>>>>>

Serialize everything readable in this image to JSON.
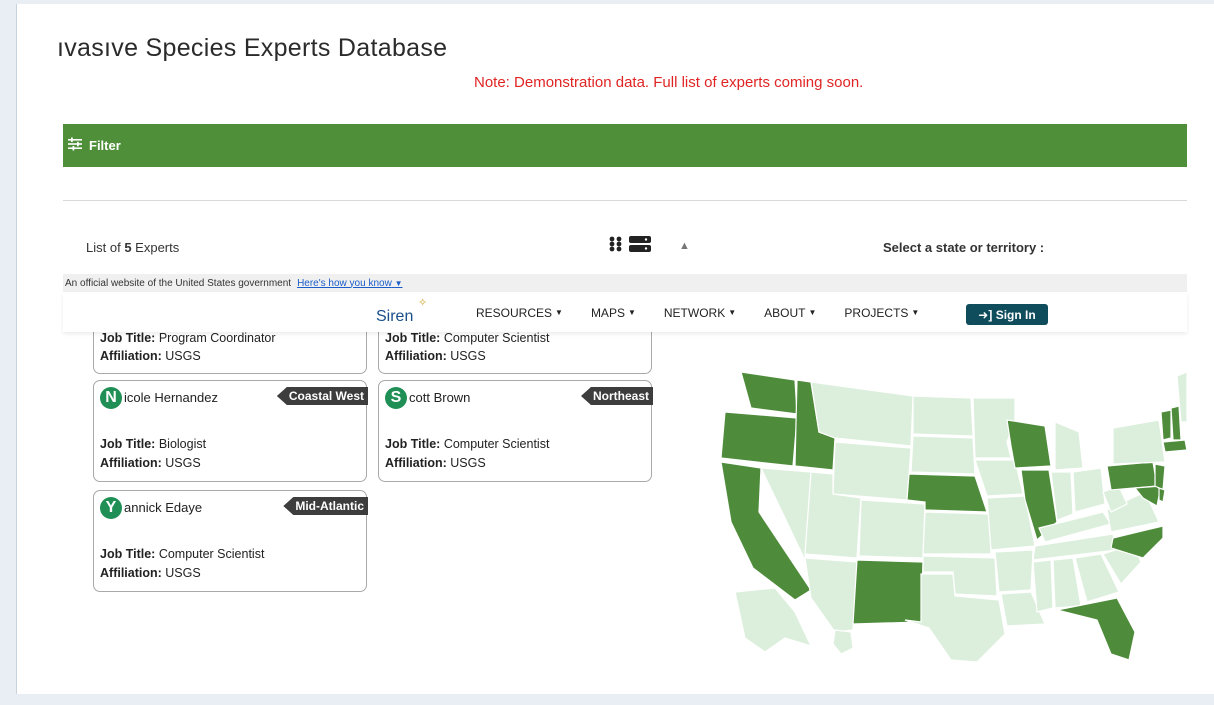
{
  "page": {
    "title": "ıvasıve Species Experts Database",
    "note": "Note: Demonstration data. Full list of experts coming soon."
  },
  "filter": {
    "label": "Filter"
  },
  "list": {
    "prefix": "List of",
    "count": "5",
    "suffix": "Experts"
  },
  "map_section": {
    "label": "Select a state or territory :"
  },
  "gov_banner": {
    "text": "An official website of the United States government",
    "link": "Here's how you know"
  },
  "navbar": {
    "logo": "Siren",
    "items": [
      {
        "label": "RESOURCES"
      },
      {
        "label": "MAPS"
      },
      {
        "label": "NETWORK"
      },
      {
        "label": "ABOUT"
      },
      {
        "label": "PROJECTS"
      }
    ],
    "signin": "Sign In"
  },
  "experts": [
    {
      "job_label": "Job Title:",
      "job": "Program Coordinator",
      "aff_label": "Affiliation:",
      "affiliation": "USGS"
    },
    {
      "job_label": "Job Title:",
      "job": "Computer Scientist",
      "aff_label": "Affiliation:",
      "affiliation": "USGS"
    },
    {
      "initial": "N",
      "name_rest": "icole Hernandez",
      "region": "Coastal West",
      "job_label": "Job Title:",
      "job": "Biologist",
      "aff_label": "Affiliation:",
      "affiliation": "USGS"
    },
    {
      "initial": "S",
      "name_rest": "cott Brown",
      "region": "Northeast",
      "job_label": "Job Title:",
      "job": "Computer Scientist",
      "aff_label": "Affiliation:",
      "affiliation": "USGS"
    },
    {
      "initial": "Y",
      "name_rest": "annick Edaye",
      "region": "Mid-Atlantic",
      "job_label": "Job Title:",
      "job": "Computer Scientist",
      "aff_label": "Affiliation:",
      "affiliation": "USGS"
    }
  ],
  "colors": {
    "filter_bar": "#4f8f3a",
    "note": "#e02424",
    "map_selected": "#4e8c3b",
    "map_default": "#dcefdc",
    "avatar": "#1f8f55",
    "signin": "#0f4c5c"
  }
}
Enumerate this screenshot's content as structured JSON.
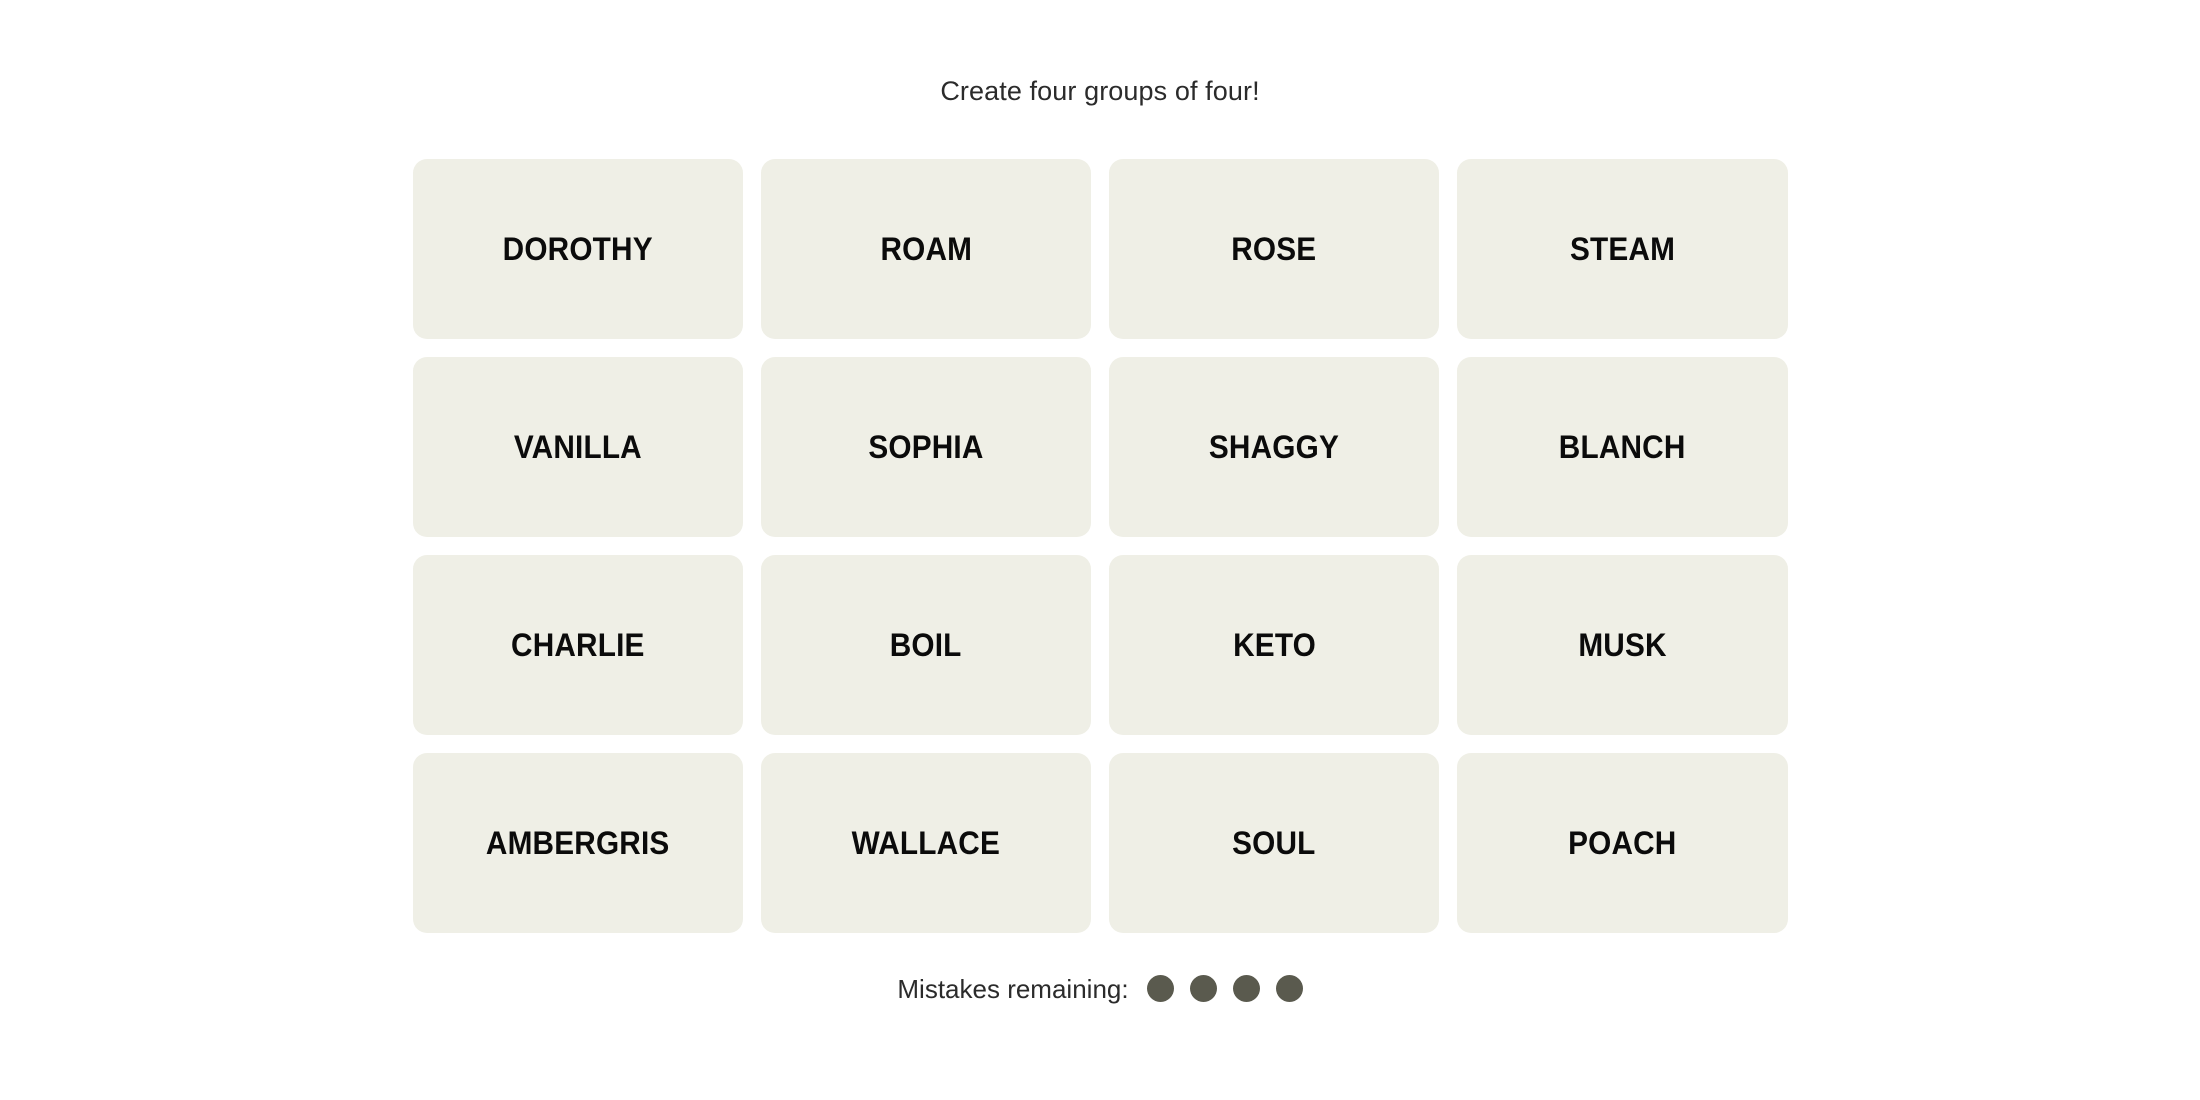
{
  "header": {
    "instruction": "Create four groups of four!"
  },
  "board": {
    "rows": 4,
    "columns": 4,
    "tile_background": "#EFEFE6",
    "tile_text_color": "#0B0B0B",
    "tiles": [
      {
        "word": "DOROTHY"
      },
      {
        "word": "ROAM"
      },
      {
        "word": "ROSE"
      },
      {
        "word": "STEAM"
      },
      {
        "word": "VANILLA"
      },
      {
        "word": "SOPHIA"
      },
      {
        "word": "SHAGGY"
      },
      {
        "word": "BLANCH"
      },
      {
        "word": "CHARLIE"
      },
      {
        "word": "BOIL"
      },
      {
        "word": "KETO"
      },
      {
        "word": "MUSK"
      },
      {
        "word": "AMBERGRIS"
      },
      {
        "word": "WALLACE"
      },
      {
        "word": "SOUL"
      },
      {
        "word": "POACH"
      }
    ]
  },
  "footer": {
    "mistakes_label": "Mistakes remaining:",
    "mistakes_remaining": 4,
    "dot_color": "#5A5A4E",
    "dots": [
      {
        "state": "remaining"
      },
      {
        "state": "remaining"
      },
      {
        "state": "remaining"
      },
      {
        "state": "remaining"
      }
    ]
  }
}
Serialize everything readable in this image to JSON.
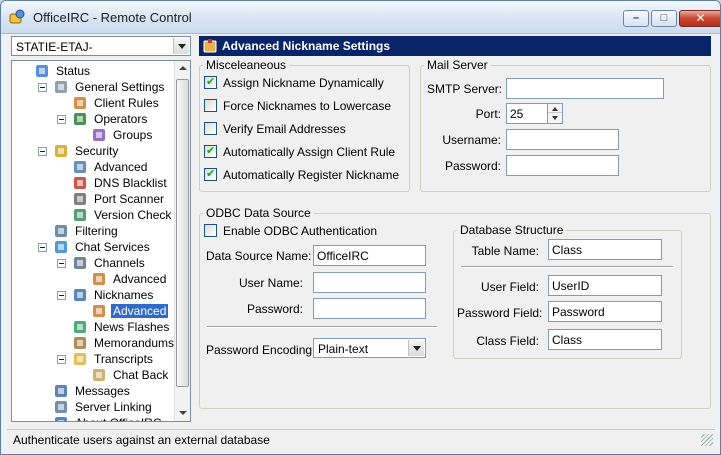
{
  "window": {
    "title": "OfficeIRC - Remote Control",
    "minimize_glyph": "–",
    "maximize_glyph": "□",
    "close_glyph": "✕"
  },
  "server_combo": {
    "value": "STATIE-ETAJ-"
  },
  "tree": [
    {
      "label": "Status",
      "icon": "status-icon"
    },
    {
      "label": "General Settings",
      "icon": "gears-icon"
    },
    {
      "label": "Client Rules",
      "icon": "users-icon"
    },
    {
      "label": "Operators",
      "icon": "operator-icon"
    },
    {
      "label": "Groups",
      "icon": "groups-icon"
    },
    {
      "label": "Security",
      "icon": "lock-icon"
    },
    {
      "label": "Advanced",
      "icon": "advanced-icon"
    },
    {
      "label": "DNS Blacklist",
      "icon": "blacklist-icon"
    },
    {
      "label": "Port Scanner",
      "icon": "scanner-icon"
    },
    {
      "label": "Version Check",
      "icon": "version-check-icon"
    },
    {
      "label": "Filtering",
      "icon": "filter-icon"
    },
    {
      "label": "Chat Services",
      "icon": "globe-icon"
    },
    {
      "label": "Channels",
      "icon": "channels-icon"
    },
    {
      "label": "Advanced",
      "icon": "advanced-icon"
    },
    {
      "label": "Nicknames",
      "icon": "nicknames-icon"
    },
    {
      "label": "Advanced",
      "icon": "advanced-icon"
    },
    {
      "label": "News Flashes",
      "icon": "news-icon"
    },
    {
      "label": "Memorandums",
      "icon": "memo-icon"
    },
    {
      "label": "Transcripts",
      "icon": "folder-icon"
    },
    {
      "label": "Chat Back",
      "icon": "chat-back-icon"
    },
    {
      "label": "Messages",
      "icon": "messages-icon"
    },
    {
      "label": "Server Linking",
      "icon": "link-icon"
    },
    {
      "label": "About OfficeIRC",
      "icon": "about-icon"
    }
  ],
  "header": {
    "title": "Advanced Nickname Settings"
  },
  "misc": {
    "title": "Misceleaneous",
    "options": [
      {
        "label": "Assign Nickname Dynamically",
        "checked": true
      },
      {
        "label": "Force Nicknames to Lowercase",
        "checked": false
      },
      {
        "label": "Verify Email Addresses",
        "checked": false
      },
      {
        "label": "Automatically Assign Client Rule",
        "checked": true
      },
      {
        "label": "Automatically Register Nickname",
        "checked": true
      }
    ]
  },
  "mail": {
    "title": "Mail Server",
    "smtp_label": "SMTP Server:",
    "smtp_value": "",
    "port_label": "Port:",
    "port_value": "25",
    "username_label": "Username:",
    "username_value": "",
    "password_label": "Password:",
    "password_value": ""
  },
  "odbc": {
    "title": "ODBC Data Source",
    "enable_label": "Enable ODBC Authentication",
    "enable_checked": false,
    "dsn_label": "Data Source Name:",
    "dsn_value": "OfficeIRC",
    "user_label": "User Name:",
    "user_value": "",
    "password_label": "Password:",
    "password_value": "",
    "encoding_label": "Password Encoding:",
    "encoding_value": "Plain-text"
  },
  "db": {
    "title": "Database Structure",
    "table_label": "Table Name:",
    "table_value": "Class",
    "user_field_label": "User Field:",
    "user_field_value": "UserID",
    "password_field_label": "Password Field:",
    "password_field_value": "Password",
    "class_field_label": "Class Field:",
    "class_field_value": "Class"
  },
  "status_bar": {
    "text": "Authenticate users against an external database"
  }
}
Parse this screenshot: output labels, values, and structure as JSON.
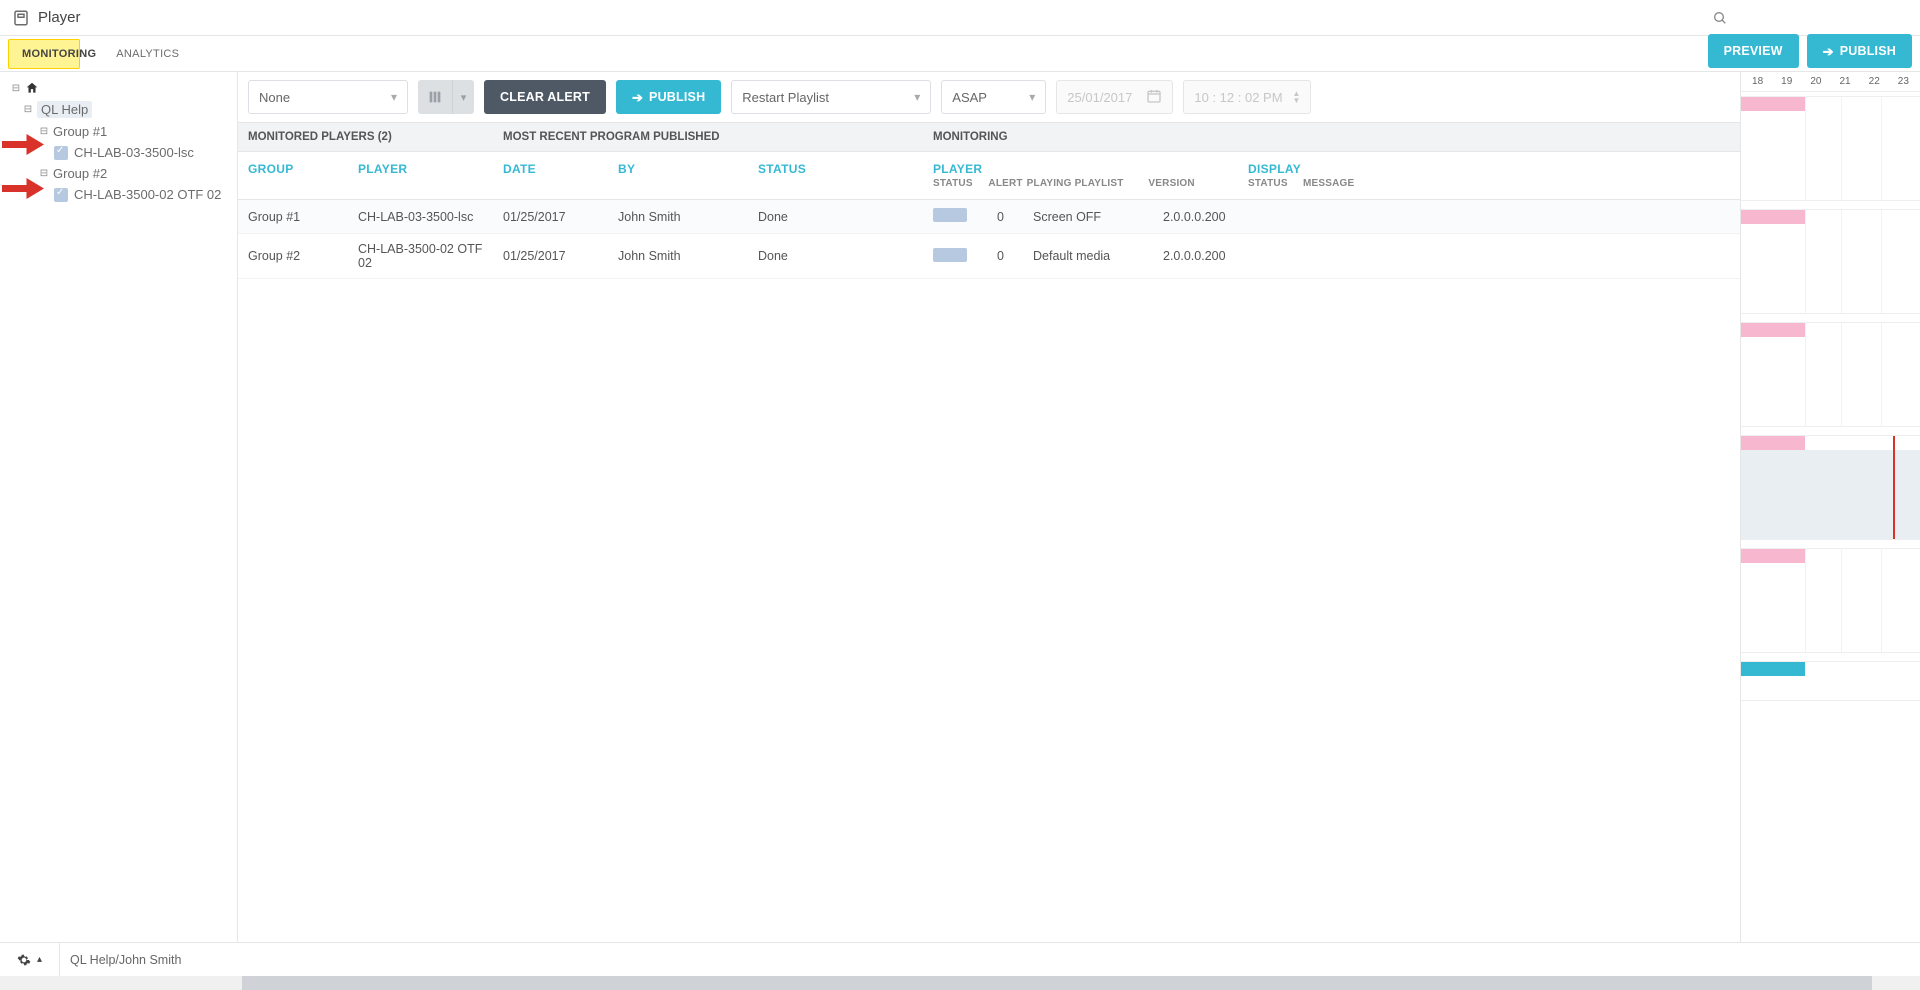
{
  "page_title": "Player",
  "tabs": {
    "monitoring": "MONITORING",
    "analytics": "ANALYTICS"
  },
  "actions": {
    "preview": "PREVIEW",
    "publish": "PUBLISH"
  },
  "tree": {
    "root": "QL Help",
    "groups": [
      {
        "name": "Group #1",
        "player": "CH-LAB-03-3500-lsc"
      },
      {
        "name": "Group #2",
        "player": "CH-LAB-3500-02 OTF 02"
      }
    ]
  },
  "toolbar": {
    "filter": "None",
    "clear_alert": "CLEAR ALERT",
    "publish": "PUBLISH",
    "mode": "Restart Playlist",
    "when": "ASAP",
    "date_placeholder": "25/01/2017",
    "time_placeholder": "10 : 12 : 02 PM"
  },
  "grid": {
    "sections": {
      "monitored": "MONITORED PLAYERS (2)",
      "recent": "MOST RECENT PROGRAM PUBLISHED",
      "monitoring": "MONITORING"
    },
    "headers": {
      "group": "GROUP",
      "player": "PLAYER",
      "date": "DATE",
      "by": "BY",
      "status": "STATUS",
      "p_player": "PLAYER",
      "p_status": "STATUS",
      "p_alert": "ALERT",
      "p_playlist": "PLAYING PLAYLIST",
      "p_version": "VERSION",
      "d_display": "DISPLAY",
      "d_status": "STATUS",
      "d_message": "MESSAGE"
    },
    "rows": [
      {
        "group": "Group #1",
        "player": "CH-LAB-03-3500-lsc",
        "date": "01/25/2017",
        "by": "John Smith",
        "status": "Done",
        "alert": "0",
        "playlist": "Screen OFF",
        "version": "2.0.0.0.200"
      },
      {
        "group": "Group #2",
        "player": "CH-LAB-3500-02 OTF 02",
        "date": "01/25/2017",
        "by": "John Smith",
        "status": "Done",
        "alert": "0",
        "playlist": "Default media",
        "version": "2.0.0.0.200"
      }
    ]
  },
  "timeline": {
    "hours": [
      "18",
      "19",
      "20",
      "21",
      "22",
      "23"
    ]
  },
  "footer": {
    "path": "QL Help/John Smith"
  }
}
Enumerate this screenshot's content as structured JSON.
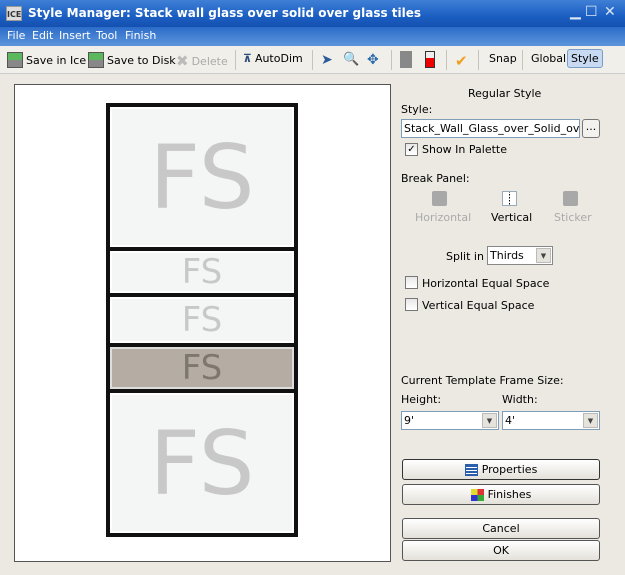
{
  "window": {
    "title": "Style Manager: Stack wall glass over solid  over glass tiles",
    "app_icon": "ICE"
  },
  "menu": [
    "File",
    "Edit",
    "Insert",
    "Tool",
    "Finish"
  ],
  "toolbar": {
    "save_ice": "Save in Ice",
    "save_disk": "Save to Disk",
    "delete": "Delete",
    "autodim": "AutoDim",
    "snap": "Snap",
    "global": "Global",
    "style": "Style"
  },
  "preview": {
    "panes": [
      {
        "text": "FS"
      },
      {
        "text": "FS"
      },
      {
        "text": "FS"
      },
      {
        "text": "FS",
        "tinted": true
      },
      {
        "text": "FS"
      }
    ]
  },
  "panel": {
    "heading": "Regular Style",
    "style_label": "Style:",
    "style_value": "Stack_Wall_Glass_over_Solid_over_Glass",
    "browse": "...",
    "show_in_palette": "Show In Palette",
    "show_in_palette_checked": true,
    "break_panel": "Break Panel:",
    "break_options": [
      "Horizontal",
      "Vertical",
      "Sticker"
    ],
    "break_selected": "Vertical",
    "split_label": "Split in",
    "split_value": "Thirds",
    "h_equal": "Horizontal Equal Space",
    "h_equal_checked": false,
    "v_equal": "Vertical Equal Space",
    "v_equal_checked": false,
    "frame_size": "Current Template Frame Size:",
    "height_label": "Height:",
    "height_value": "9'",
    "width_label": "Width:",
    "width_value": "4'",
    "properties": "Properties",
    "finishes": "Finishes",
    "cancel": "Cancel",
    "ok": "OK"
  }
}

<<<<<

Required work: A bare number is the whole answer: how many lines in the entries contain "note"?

Completed task: 2